From a PRWeb press release:
Currently featured on Tripedition.com are tours to Niagara Falls from various cities throughout the East Coast, including Boston, New York, and others. Tripedition.com plans, arranges, and provides bus tours of numerous sightseeing locations throughout the United States and Canada.
Trips to Niagara Falls include the Thousand Islands Boat tour, American Falls, Horseshoe Falls, and Bridal Veil Falls.
Our trip started with sightseeing on the Canadian side of Niagara Falls, then we toured Toronto, had family fun-time on Horseshoe Lake in Minden and shopped in Kingston.
(I know this isn’t much of an article, but it’s always good to see Niagara Falls mentioned. It means some people came and they are telling others, so they might come too)
I saw a few people tweet about this yesterday, but didn’t get a chance to retweet or blog about it.
1848: Niagara Falls stops. No water flows over the great cataract for 30 or 40 hours. People freak out.
The falls were already a tourist attraction by 1848, and villages had grown up on both the U.S. and Canadian sides of the river to accommodate the sightseeing throngs. Residents also built waterwheels to harness the Niagara River’s power to run mills and drive machinery in factories.

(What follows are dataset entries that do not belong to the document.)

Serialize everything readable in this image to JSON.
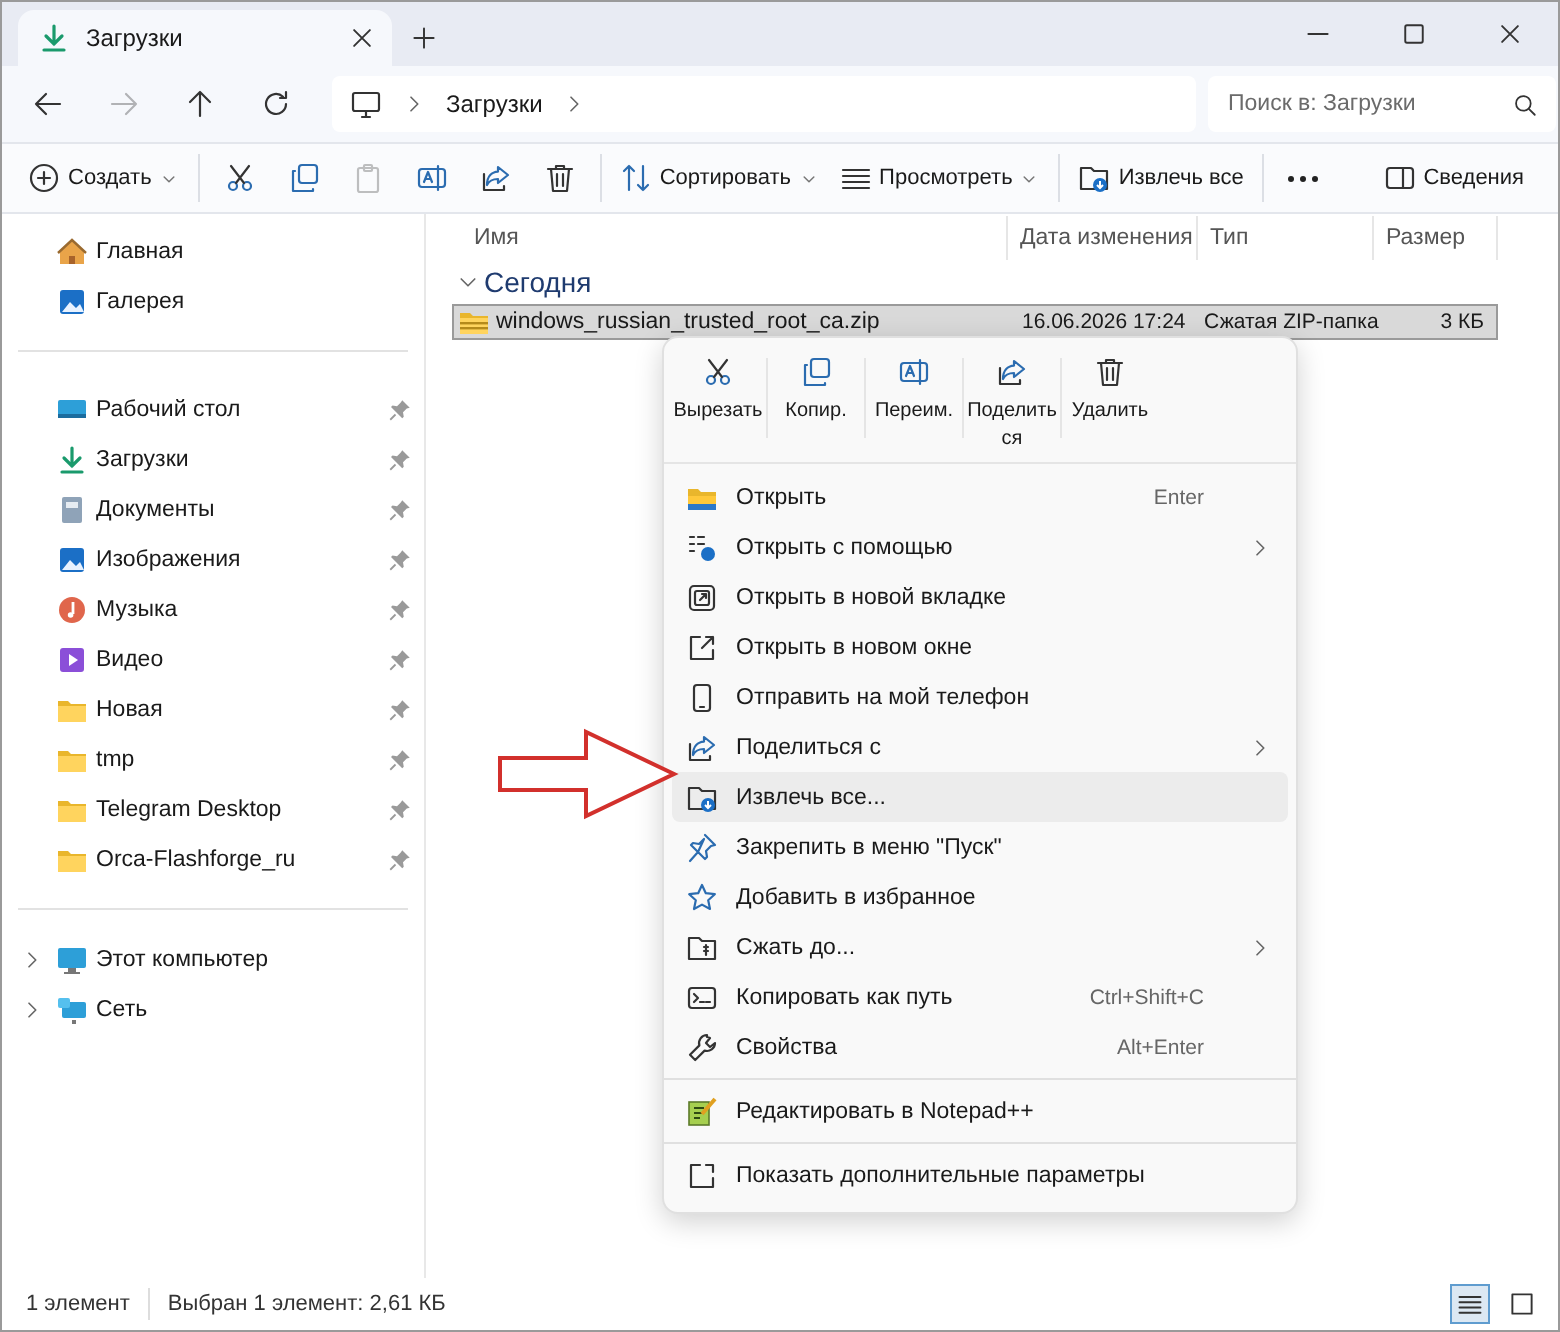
{
  "window": {
    "tab_title": "Загрузки"
  },
  "nav": {
    "buttons": [
      {
        "kind": "back",
        "disabled": false
      },
      {
        "kind": "forward",
        "disabled": true
      },
      {
        "kind": "up",
        "disabled": false
      },
      {
        "kind": "refresh",
        "disabled": false
      }
    ],
    "breadcrumb": [
      "Загрузки"
    ],
    "search_placeholder": "Поиск в: Загрузки"
  },
  "toolbar": {
    "left": [
      {
        "kind": "create",
        "label": "Создать",
        "dropdown": true,
        "disabled": false
      },
      {
        "kind": "separator"
      },
      {
        "kind": "cut",
        "disabled": false
      },
      {
        "kind": "copy",
        "disabled": false
      },
      {
        "kind": "paste",
        "disabled": true
      },
      {
        "kind": "rename",
        "disabled": false
      },
      {
        "kind": "share",
        "disabled": false
      },
      {
        "kind": "delete",
        "disabled": false
      },
      {
        "kind": "separator"
      },
      {
        "kind": "sort",
        "label": "Сортировать",
        "dropdown": true,
        "disabled": false
      },
      {
        "kind": "view",
        "label": "Просмотреть",
        "dropdown": true,
        "disabled": false
      },
      {
        "kind": "separator"
      },
      {
        "kind": "extract",
        "label": "Извлечь все",
        "dropdown": false,
        "disabled": false
      },
      {
        "kind": "separator"
      },
      {
        "kind": "more",
        "disabled": false
      }
    ],
    "right": [
      {
        "kind": "details",
        "label": "Сведения",
        "dropdown": false,
        "disabled": false
      }
    ]
  },
  "sidebar": {
    "groups": [
      [
        {
          "kind": "home",
          "label": "Главная",
          "pinned": false
        },
        {
          "kind": "gallery",
          "label": "Галерея",
          "pinned": false
        }
      ],
      [
        {
          "kind": "desktop",
          "label": "Рабочий стол",
          "pinned": true
        },
        {
          "kind": "downloads",
          "label": "Загрузки",
          "pinned": true
        },
        {
          "kind": "documents",
          "label": "Документы",
          "pinned": true
        },
        {
          "kind": "pictures",
          "label": "Изображения",
          "pinned": true
        },
        {
          "kind": "music",
          "label": "Музыка",
          "pinned": true
        },
        {
          "kind": "video",
          "label": "Видео",
          "pinned": true
        },
        {
          "kind": "folder",
          "label": "Новая",
          "pinned": true
        },
        {
          "kind": "folder",
          "label": "tmp",
          "pinned": true
        },
        {
          "kind": "folder",
          "label": "Telegram Desktop",
          "pinned": true
        },
        {
          "kind": "folder",
          "label": "Orca-Flashforge_ru",
          "pinned": true
        }
      ],
      [
        {
          "kind": "computer",
          "label": "Этот компьютер",
          "expanded": false
        },
        {
          "kind": "network",
          "label": "Сеть",
          "expanded": false
        }
      ]
    ]
  },
  "files": {
    "columns": [
      "Имя",
      "Дата изменения",
      "Тип",
      "Размер"
    ],
    "groups": [
      {
        "title": "Сегодня",
        "expanded": true,
        "rows": [
          {
            "kind": "zip",
            "name": "windows_russian_trusted_root_ca.zip",
            "date": "16.06.2026 17:24",
            "type": "Сжатая ZIP-папка",
            "size": "3 КБ",
            "selected": true
          }
        ]
      }
    ]
  },
  "context_menu": {
    "actions": [
      {
        "kind": "cut",
        "label": "Вырезать"
      },
      {
        "kind": "copy",
        "label": "Копир."
      },
      {
        "kind": "rename",
        "label": "Переим."
      },
      {
        "kind": "share",
        "label": "Поделиться"
      },
      {
        "kind": "delete",
        "label": "Удалить"
      }
    ],
    "items": [
      {
        "kind": "open",
        "label": "Открыть",
        "shortcut": "Enter",
        "submenu": false,
        "selected": false
      },
      {
        "kind": "openwith",
        "label": "Открыть с помощью",
        "submenu": true,
        "selected": false
      },
      {
        "kind": "newtab",
        "label": "Открыть в новой вкладке",
        "submenu": false,
        "selected": false
      },
      {
        "kind": "newwindow",
        "label": "Открыть в новом окне",
        "submenu": false,
        "selected": false
      },
      {
        "kind": "phone",
        "label": "Отправить на мой телефон",
        "submenu": false,
        "selected": false
      },
      {
        "kind": "share",
        "label": "Поделиться с",
        "submenu": true,
        "selected": false
      },
      {
        "kind": "extract",
        "label": "Извлечь все...",
        "submenu": false,
        "selected": true
      },
      {
        "kind": "pin",
        "label": "Закрепить в меню \"Пуск\"",
        "submenu": false,
        "selected": false
      },
      {
        "kind": "star",
        "label": "Добавить в избранное",
        "submenu": false,
        "selected": false
      },
      {
        "kind": "compress",
        "label": "Сжать до...",
        "submenu": true,
        "selected": false
      },
      {
        "kind": "copypath",
        "label": "Копировать как путь",
        "shortcut": "Ctrl+Shift+C",
        "submenu": false,
        "selected": false
      },
      {
        "kind": "properties",
        "label": "Свойства",
        "shortcut": "Alt+Enter",
        "submenu": false,
        "selected": false
      },
      {
        "kind": "separator"
      },
      {
        "kind": "notepad",
        "label": "Редактировать в Notepad++",
        "submenu": false,
        "selected": false
      },
      {
        "kind": "separator"
      },
      {
        "kind": "moreoptions",
        "label": "Показать дополнительные параметры",
        "submenu": false,
        "selected": false
      }
    ]
  },
  "status_bar": {
    "texts": [
      "1 элемент",
      "Выбран 1 элемент: 2,61 КБ"
    ],
    "views": [
      {
        "kind": "details",
        "selected": true
      },
      {
        "kind": "tiles",
        "selected": false
      }
    ]
  }
}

An American farmer out for a stroll shortly before midnight on March 29 was the first to notice something. Actually, he noticed the absence of something: the thundering roar of the falls. When he went to the river’s edge, he saw hardly any water.

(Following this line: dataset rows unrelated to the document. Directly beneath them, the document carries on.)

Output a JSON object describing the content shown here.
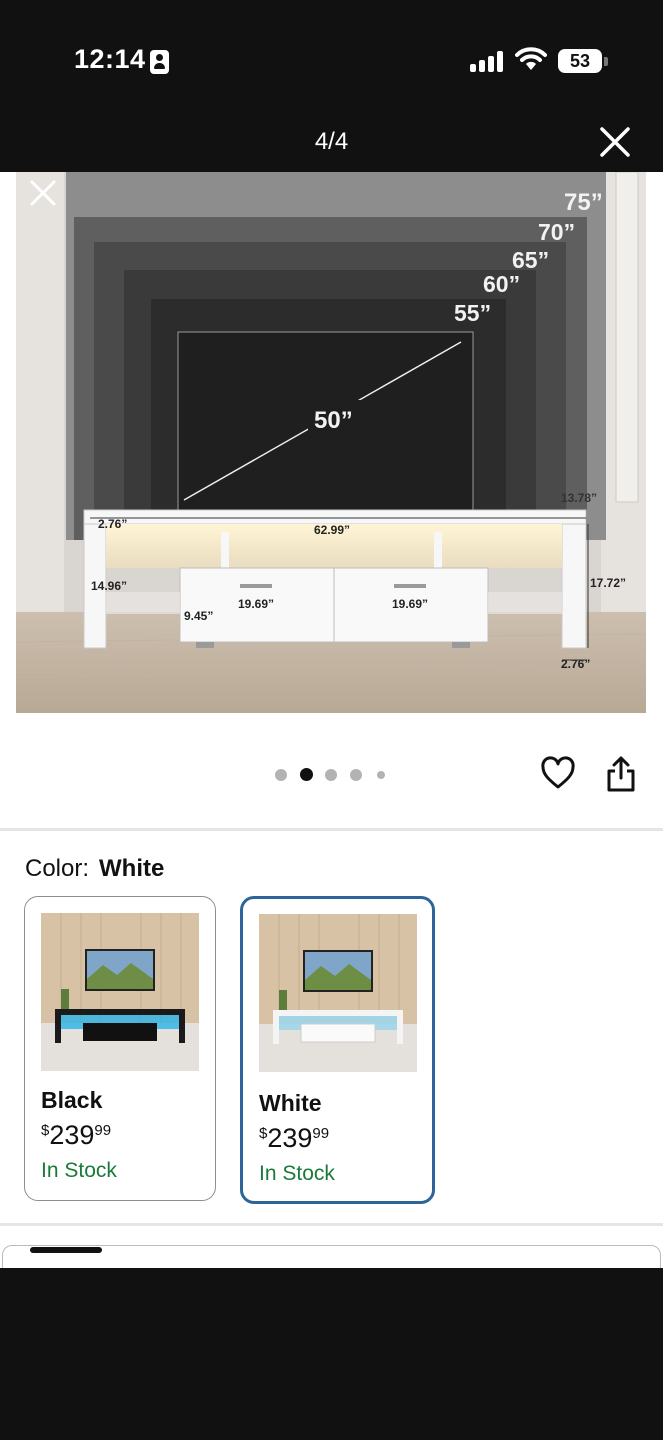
{
  "status_bar": {
    "time": "12:14",
    "battery": "53",
    "icons": [
      "id-card-icon",
      "cellular-signal-icon",
      "wifi-icon",
      "battery-icon"
    ]
  },
  "viewer": {
    "counter": "4/4",
    "close_icon": "close-icon"
  },
  "product_image": {
    "description_labels": {
      "screen_sizes": [
        "75”",
        "70”",
        "65”",
        "60”",
        "55”",
        "50”"
      ],
      "dimensions": [
        "2.76”",
        "62.99”",
        "13.78”",
        "14.96”",
        "19.69”",
        "19.69”",
        "9.45”",
        "17.72”",
        "2.76”"
      ]
    },
    "pager": {
      "count": 5,
      "active_index": 1
    },
    "colors": {
      "accent_selected": "#2e6599",
      "stock_green": "#1b7a3a"
    }
  },
  "actions": {
    "favorite_icon": "heart-icon",
    "share_icon": "share-icon"
  },
  "color_selector": {
    "label": "Color:",
    "selected": "White",
    "options": [
      {
        "name": "Black",
        "currency": "$",
        "price_whole": "239",
        "price_fraction": "99",
        "stock": "In Stock",
        "selected": false
      },
      {
        "name": "White",
        "currency": "$",
        "price_whole": "239",
        "price_fraction": "99",
        "stock": "In Stock",
        "selected": true
      }
    ]
  }
}
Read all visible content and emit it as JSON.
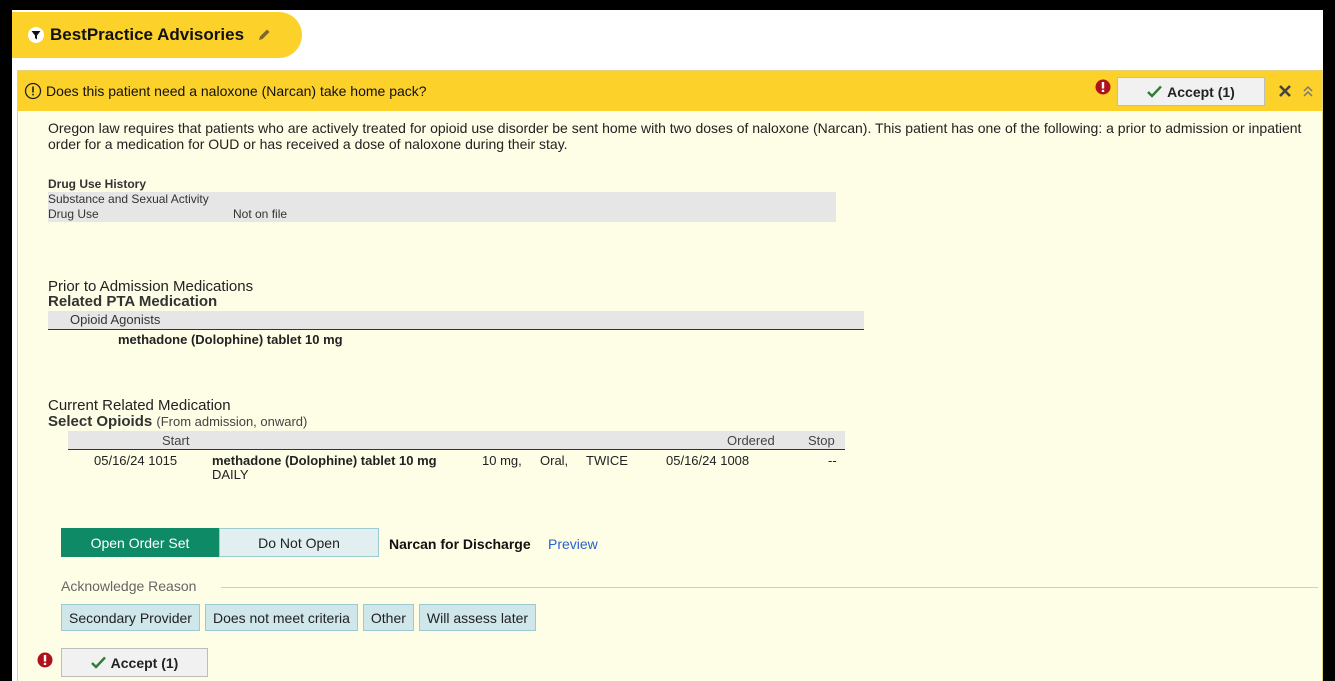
{
  "header": {
    "title": "BestPractice Advisories",
    "filter_icon": "filter-icon",
    "edit_icon": "pencil-icon"
  },
  "advisory": {
    "question": "Does this patient need a naloxone (Narcan) take home pack?",
    "accept_label": "Accept (1)",
    "body": "Oregon law requires that patients who are actively treated for opioid use disorder be sent home with two doses of naloxone (Narcan). This patient has one of the following: a prior to admission or inpatient order for a medication for OUD or has received a dose of naloxone during their stay.",
    "colors": {
      "banner": "#fcd12a",
      "background": "#fefde6",
      "open_button": "#0f8a66",
      "link": "#2763c9",
      "alert": "#b0121b"
    }
  },
  "drug_history": {
    "title": "Drug Use History",
    "subtitle": "Substance and Sexual Activity",
    "rows": [
      {
        "label": "Drug Use",
        "value": "Not on file"
      }
    ]
  },
  "pta": {
    "section": "Prior to Admission Medications",
    "subheading": "Related PTA Medication",
    "group": "Opioid Agonists",
    "medication": "methadone (Dolophine) tablet 10 mg"
  },
  "current": {
    "section": "Current Related Medication",
    "subheading": "Select Opioids",
    "note": "(From admission, onward)",
    "columns": {
      "start": "Start",
      "ordered": "Ordered",
      "stop": "Stop"
    },
    "rows": [
      {
        "start": "05/16/24 1015",
        "med": "methadone (Dolophine) tablet 10 mg",
        "dose": "10 mg,",
        "route": "Oral,",
        "freq1": "TWICE",
        "freq2": "DAILY",
        "ordered": "05/16/24 1008",
        "stop": "--"
      }
    ]
  },
  "order_set": {
    "open_label": "Open Order Set",
    "do_not_label": "Do Not Open",
    "name": "Narcan for Discharge",
    "preview": "Preview"
  },
  "acknowledge": {
    "label": "Acknowledge Reason",
    "reasons": [
      "Secondary Provider",
      "Does not meet criteria",
      "Other",
      "Will assess later"
    ]
  },
  "footer": {
    "accept_label": "Accept (1)"
  }
}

Came the dawn of March 30, people awoke to an unaccustomed silence. The mighty Niagara was a mere trickle. Mills and factories had to shut down, because the waterwheels had stopped.
The bed of the river was exposed. Fish died. Turtles floundered about. Brave — or foolish — people walked on the river bottom, picking up exposed guns, bayonets and tomahawks as souvenirs.
Was it the end of the world?